(Dataset rows for apps and sites)
----

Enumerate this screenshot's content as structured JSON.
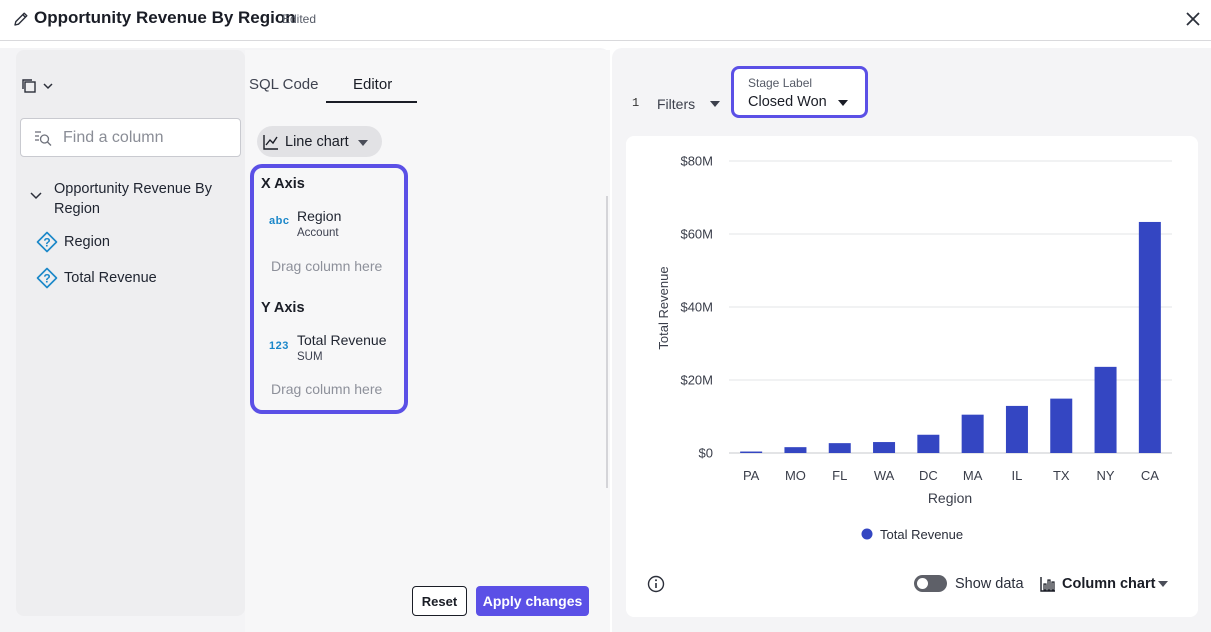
{
  "header": {
    "title": "Opportunity Revenue By Region",
    "status": "Edited"
  },
  "columns_panel": {
    "search_placeholder": "Find a column",
    "group_label": "Opportunity Revenue By Region",
    "fields": [
      "Region",
      "Total Revenue"
    ]
  },
  "tabs": {
    "sql": "SQL Code",
    "editor": "Editor",
    "active": "Editor"
  },
  "editor": {
    "chart_type": "Line chart",
    "x_axis": {
      "heading": "X Axis",
      "type_badge": "abc",
      "column": "Region",
      "source": "Account",
      "drop_hint": "Drag column here"
    },
    "y_axis": {
      "heading": "Y Axis",
      "type_badge": "123",
      "column": "Total Revenue",
      "aggregation": "SUM",
      "drop_hint": "Drag column here"
    },
    "reset_label": "Reset",
    "apply_label": "Apply changes"
  },
  "filters": {
    "count": "1",
    "label": "Filters",
    "stage_label": "Stage Label",
    "stage_value": "Closed Won"
  },
  "footer": {
    "show_data_label": "Show data",
    "show_data_on": false,
    "chart_type_label": "Column chart"
  },
  "colors": {
    "accent": "#5b50e6",
    "bar": "#3446c2",
    "type_badge": "#1b87c9"
  },
  "chart_data": {
    "type": "bar",
    "categories": [
      "PA",
      "MO",
      "FL",
      "WA",
      "DC",
      "MA",
      "IL",
      "TX",
      "NY",
      "CA"
    ],
    "series": [
      {
        "name": "Total Revenue",
        "values": [
          400000,
          1600000,
          2700000,
          3000000,
          5000000,
          10500000,
          12900000,
          14900000,
          23600000,
          63300000
        ]
      }
    ],
    "xlabel": "Region",
    "ylabel": "Total Revenue",
    "ylim": [
      0,
      80000000
    ],
    "yticks": [
      0,
      20000000,
      40000000,
      60000000,
      80000000
    ],
    "ytick_labels": [
      "$0",
      "$20M",
      "$40M",
      "$60M",
      "$80M"
    ],
    "grid": true,
    "legend": "bottom-center"
  }
}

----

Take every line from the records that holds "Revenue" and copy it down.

[SOLUTION FOR THIS EXERCISE]:
    "title": "Opportunity Revenue By Region",
    "group_label": "Opportunity Revenue By Region",
      "Total Revenue"
      "column": "Total Revenue",
        "name": "Total Revenue",
    "ylabel": "Total Revenue",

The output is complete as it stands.